The thing was pretty minimal. It took 3-inch reels of 8mm movie film, which was the size that came back after getting a roll of home movie film processed at the drug or camera store. A 3-inch reel provided about 3 minutes of viewing time. However, I did not own (nor did I ask for) a movie camera. Instead, in my passion for retail store catalogs, I had discovered a company that sold 3-inch reels of heavily-edited cartoons and movies from the previous several decades. Called Castle Films, I included with my Christmas order four films from Castle: a Betty Boop, a Popeye, an Our Gang comedy (who I knew as The Little Rascals), and a Woody Wookpecker cartoon.
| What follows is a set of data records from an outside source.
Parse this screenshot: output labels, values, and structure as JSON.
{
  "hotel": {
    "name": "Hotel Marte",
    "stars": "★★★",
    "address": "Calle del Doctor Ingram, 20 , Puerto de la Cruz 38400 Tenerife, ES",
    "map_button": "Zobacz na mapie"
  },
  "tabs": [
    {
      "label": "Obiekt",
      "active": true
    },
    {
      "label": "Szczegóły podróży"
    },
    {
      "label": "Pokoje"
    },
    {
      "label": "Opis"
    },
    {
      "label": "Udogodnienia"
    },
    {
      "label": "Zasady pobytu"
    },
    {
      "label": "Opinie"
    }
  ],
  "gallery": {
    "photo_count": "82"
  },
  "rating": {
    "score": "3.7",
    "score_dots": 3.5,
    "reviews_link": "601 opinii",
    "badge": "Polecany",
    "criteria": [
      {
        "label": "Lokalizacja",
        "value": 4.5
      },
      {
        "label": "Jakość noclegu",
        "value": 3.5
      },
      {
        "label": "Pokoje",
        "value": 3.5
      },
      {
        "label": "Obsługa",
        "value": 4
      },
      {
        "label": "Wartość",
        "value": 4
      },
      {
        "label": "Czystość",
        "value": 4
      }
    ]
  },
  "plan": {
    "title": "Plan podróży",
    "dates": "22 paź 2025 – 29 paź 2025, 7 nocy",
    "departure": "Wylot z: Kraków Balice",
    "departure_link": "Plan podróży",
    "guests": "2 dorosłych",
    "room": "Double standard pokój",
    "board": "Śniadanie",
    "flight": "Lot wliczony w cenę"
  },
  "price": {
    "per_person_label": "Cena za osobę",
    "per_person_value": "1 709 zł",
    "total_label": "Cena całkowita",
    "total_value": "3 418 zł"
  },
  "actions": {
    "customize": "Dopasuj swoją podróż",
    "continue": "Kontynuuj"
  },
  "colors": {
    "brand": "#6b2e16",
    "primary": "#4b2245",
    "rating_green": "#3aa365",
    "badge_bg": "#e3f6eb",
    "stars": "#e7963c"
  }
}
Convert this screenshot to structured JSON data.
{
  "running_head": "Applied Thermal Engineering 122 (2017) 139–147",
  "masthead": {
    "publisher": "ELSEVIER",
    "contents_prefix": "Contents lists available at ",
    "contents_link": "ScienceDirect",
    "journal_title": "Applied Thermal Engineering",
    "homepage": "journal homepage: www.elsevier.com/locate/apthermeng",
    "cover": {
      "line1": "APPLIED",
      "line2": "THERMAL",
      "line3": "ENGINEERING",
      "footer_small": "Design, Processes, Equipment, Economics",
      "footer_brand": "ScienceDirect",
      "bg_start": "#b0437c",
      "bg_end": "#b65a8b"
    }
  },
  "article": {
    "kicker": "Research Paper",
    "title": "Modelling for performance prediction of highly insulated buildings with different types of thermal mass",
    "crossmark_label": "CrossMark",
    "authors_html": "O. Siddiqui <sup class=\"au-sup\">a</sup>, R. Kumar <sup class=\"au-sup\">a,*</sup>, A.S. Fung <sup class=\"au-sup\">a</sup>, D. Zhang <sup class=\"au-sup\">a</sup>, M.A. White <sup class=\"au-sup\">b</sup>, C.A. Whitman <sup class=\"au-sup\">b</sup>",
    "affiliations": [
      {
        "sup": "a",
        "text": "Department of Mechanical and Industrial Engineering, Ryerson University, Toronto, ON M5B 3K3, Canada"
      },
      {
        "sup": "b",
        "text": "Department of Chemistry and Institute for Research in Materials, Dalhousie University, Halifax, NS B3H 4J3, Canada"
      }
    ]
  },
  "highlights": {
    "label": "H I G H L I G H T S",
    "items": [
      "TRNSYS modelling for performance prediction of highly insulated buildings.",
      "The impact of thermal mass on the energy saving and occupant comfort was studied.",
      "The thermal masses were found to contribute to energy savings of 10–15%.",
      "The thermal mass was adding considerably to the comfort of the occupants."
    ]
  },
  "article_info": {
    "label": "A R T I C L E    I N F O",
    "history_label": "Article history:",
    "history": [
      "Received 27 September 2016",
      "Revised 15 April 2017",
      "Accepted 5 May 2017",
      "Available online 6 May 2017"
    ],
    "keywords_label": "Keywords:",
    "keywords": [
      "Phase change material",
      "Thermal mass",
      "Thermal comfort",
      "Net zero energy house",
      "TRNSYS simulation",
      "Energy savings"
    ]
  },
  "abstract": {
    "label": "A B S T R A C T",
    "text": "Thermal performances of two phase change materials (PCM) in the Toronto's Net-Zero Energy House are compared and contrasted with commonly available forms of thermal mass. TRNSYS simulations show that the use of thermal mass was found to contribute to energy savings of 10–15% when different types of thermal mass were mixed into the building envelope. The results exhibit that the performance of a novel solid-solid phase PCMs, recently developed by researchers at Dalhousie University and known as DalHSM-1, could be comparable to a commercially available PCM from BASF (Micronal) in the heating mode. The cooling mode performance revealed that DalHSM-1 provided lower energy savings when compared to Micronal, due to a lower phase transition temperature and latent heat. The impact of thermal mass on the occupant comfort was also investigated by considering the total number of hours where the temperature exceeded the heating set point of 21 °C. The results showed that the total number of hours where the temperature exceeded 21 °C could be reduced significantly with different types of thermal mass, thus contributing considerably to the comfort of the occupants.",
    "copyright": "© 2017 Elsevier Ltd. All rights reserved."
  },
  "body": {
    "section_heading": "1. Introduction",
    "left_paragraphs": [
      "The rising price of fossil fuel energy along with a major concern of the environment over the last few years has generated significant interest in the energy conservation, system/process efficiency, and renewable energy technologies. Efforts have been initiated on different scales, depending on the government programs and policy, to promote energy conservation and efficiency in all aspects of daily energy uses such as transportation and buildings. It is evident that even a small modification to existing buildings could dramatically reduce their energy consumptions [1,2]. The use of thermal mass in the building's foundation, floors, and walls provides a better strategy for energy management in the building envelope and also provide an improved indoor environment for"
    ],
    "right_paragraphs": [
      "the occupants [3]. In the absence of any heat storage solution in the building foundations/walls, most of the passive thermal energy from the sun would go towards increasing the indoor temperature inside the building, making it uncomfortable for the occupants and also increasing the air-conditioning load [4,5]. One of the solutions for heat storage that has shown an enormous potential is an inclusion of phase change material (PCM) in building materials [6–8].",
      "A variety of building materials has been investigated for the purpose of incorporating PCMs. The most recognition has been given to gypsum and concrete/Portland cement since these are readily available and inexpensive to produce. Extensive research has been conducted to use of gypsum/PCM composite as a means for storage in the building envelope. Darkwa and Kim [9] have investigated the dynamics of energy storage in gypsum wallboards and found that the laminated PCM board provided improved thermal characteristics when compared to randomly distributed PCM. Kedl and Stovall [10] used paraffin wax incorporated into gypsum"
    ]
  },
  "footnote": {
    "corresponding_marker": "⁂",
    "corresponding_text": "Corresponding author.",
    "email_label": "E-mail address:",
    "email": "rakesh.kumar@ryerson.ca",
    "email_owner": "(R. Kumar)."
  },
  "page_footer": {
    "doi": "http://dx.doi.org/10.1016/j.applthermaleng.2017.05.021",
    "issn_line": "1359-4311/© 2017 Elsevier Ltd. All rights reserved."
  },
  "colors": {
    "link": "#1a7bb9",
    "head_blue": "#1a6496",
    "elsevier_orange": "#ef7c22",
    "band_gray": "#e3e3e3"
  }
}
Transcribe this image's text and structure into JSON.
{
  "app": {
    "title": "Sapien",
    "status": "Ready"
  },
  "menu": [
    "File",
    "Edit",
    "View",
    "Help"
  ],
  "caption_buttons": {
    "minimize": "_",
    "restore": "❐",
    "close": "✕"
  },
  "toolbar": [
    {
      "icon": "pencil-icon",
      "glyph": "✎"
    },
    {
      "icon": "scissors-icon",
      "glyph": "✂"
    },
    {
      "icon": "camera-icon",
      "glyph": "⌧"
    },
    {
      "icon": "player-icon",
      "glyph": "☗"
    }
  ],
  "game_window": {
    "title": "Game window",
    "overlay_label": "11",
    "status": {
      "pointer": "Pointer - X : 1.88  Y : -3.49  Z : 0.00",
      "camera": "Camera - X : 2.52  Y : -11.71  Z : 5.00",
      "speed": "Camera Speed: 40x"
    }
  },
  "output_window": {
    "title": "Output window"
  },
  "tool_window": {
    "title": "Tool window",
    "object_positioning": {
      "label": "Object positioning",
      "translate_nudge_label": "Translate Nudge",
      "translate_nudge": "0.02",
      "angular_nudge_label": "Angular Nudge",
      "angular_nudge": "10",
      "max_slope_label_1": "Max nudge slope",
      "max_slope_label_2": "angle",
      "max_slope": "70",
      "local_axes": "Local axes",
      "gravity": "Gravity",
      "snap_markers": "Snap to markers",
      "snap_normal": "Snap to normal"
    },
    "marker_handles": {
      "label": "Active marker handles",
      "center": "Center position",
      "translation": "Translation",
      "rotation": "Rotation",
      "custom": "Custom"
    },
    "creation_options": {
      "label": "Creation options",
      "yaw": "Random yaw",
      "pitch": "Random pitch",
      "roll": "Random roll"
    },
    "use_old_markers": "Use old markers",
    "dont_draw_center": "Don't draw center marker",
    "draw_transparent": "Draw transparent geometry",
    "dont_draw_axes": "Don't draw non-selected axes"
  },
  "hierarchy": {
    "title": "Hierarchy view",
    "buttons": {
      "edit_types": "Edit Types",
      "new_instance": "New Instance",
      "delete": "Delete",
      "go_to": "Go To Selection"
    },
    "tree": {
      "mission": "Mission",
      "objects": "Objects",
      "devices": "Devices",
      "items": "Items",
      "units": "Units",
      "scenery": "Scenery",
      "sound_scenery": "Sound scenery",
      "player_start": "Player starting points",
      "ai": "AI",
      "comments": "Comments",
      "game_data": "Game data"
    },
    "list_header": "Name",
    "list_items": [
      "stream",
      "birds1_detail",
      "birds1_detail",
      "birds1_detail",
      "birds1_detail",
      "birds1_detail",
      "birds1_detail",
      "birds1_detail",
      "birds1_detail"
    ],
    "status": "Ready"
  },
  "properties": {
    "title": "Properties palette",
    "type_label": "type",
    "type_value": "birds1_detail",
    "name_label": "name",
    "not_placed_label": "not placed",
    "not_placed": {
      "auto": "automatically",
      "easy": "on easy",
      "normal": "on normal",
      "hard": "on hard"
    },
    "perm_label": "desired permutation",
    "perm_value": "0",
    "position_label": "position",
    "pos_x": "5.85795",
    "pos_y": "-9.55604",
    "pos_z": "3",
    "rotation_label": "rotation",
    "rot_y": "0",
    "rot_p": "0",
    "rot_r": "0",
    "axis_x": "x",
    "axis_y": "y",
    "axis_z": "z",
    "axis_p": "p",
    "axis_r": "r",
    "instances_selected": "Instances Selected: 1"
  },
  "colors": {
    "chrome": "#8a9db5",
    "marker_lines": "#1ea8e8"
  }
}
On Christmas Eve I went to bed early along with my sisters; but this only meant I woke on my own sometime after midnight. Now, although I had requested the projector and movies, I didn't know for a fact that I was going to get them.
But I was awake. And the house was dark and quiet. Heart pounding—what if I were wrong, and there was a Santa? Mom never told me there wasn't; she would just respond with, "What do you think?" What if I went into the living room and he was still there?
But my curiosity got the better of me. It was, indeed, dark. We had a small Christmas tree, but it wasn't lit. In the middle of the room was a pile of wrapped packages, but it was so dark I couldn't tell which were mine, much less what was in them. But, at least the presents had arrived! And so I went back to bed.
In the morning I discovered that the projector and films had, indeed, arrived. However, I couldn't use it until night fall, as the battery-operated flashlight bulb that projected the image was rather dim.
Finally, night came. My sisters were to be my audience. This wasn't as hard to arrange as you might have thought, as we hadn't brought our old TV with us from Vermont, and Mom hadn't yet replaced it. So my sisters were starved for entertainment.
The batteries ran the bulb but the rest of the unit had to be operated manually. That is, I had to turn a metal crank that pulled the movie film past a hook that would pause the film just long enough for it to register as an image before the next came along. Thus, we did enjoy the illusion of a motion picture.
We watched all four three-minute films. Including loading and unloading time, the entire "Evening Of Entertainment With The Cilwas" was somewhat underwhelming; and, in fact, I rarely used the projector ever again. (I don't even remember what became of it.)
But my interest in motion pictures, especially home movies, was undaunted. And, in years to come, I would readdress the whole "Evening Of Entertainment With The Cilwas" concept several times.